The IBX data center & colocation provider goes on to explain that deploying an HSM on a cloud provider’s physical infrastructure doesn’t work out for organizations, either:
Cloud providers serving hundreds or thousands of clients would be unwilling to accommodate placement of HSMs for individual clients throughout their physical infrastructure. It would be akin to going to a fine restaurant and informing the waiter that, although the menu is superb, you prefer to bring your own salad and dessert.
Realizing the Need for Data Protection on Demand
As illustrated above, traditional HSMs aren’t an effective key management solution for organizations with cloud-based assets. But that doesn’t mean key management is impossible in the cloud. It just means that organizations need to look for a platform that specifically provides cloud-based key management services.
That’s where SafeNet Data Protection on Demand comes in. The platform shifts the focus away from hardware by enabling organizations to deploy and manage key management and HSM services from the cloud. It also takes the evolving business into serious consideration. With Data Protection on Demand, organizations can launch the services they want within a matter of minutes—all without any upfront capital investment. The focus here is on business scalability and elasticity. As such, all Data Protection on Demand services easily integrate with existing IT infrastructure, applications and services across multiple cloud environments so that organizations can protect data anywhere and everywhere it’s accessible using a single point of control.
When it comes to deploying HSMs, organizations have a lot to consider, especially as they continue to add new IT resources and operated to a greater degree within cloud environments.
Learn how you can use SafeNet Data Protection on Demand to explore your organization’s key management horizons.
The post Data Protection on Demand: The Key to Cloud-Based Key Management appeared first on Data Security Blog | Thales eSecurity.

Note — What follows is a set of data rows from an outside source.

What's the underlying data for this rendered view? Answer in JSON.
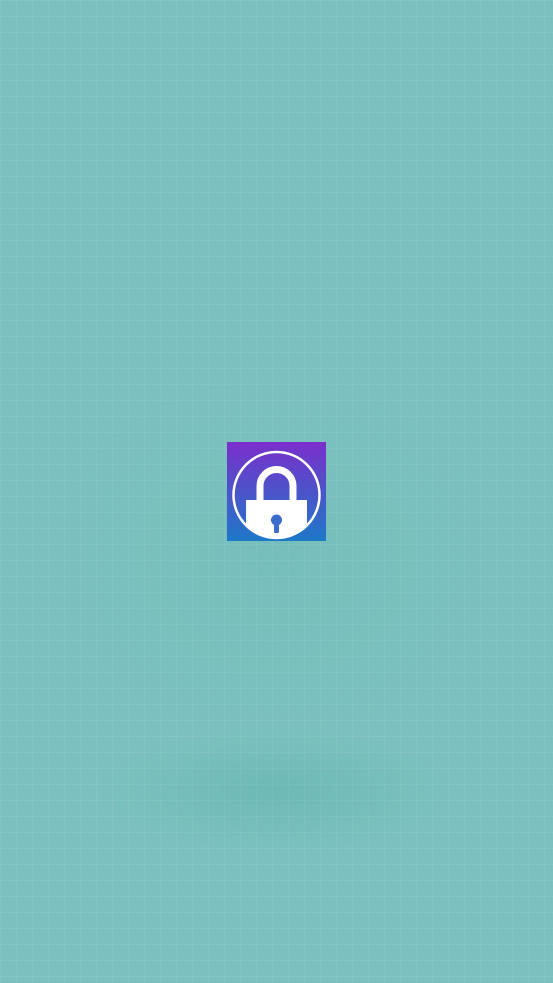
{
  "screen": {
    "type": "splash-screen",
    "background_color": "#7cc1bf"
  },
  "app_icon": {
    "icon": "padlock-icon",
    "gradient_top": "#7a2fcb",
    "gradient_bottom": "#1e78c8",
    "foreground_color": "#ffffff"
  }
}
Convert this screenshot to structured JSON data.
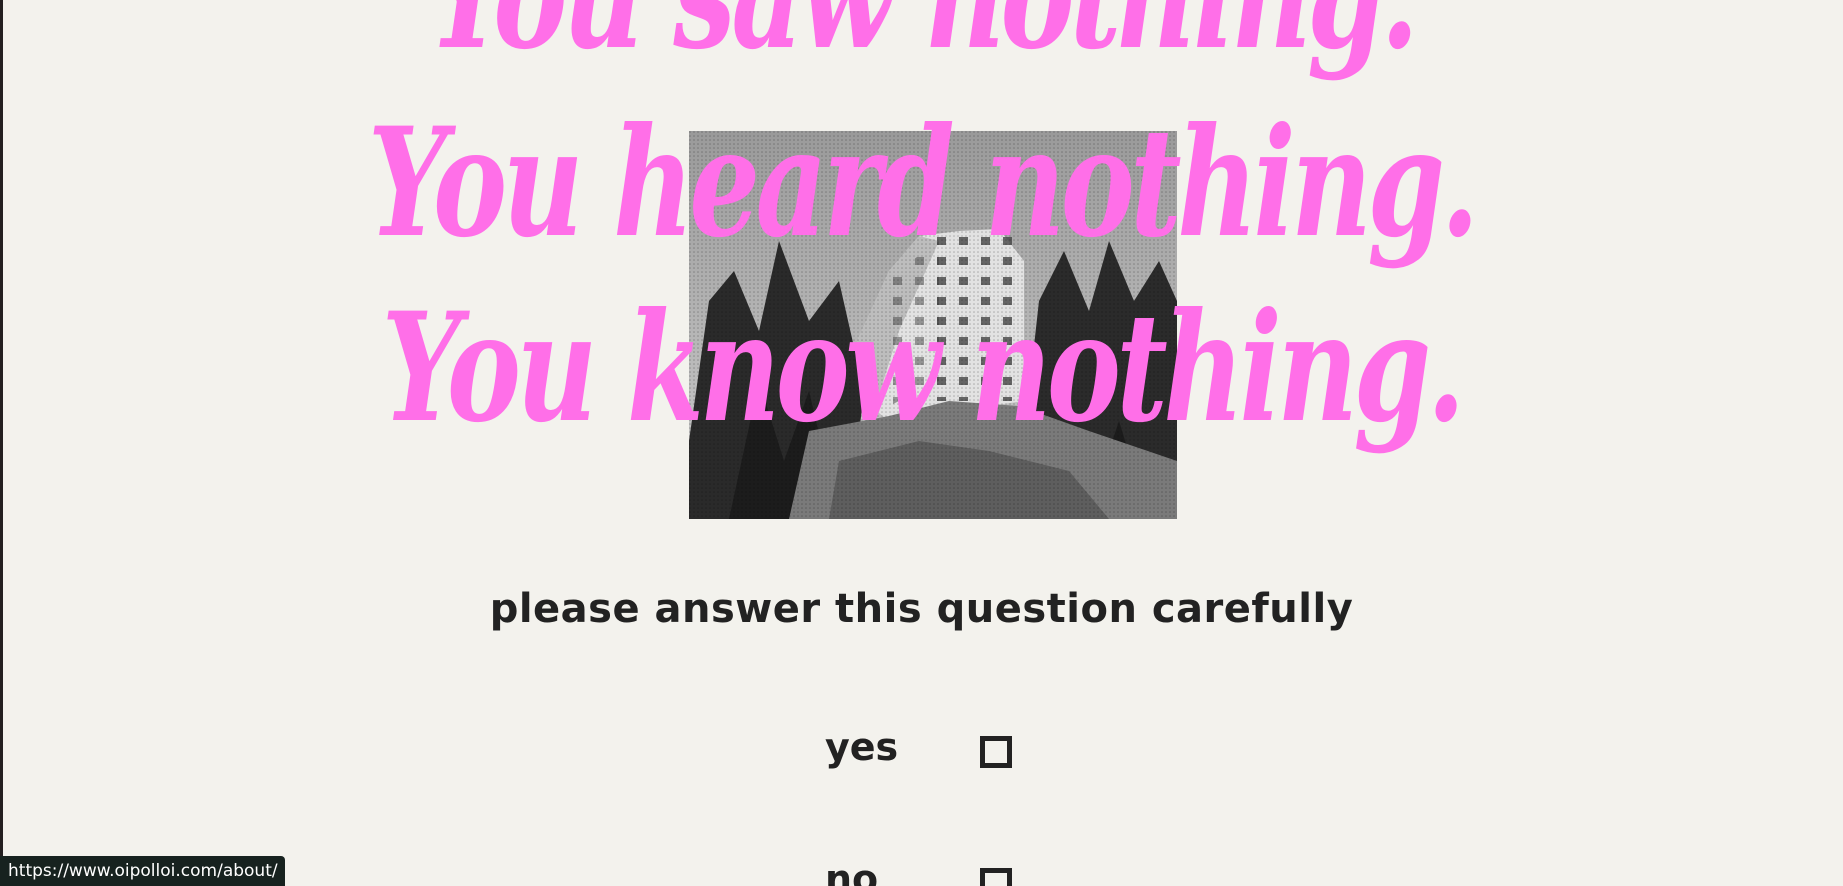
{
  "headline": {
    "line1": "You saw nothing.",
    "line2": "You heard nothing.",
    "line3": "You know nothing."
  },
  "photo": {
    "subject": "building-on-cliff-photo"
  },
  "question": {
    "text": "please answer this question carefully"
  },
  "options": [
    {
      "label": "yes",
      "checked": false
    },
    {
      "label": "no",
      "checked": false
    }
  ],
  "status_bar": {
    "url": "https://www.oipolloi.com/about/"
  },
  "colors": {
    "background": "#f3f2ed",
    "headline": "#ff6fe8",
    "text": "#222222"
  }
}
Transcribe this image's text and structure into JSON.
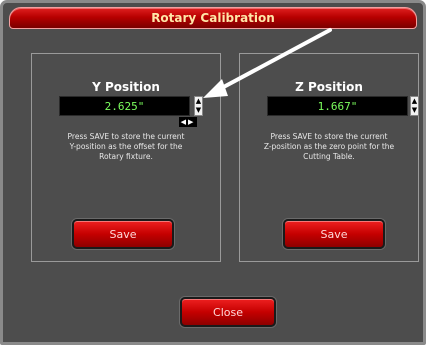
{
  "window": {
    "title": "Rotary Calibration"
  },
  "y_panel": {
    "title": "Y Position",
    "value": "2.625\"",
    "instructions": "Press SAVE to store the current\nY-position as the offset for the\nRotary fixture.",
    "save_label": "Save"
  },
  "z_panel": {
    "title": "Z Position",
    "value": "1.667\"",
    "instructions": "Press SAVE to store the current\nZ-position as the zero point for the\nCutting Table.",
    "save_label": "Save"
  },
  "footer": {
    "close_label": "Close"
  },
  "icons": {
    "spin_up": "▲",
    "spin_down": "▼",
    "jog_arrows": "◀▶"
  },
  "colors": {
    "accent_red": "#c50000",
    "readout_green": "#7cff5e",
    "background": "#4d4d4d"
  }
}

*** This is a Security Bloggers Network syndicated blog from Data Security Blog | Thales eSecurity authored by Paul Hampton. Read the original post at: https://blog.thalesesecurity.com/2019/11/21/data-protection-on-demand-the-key-to-cloud-based-key-management/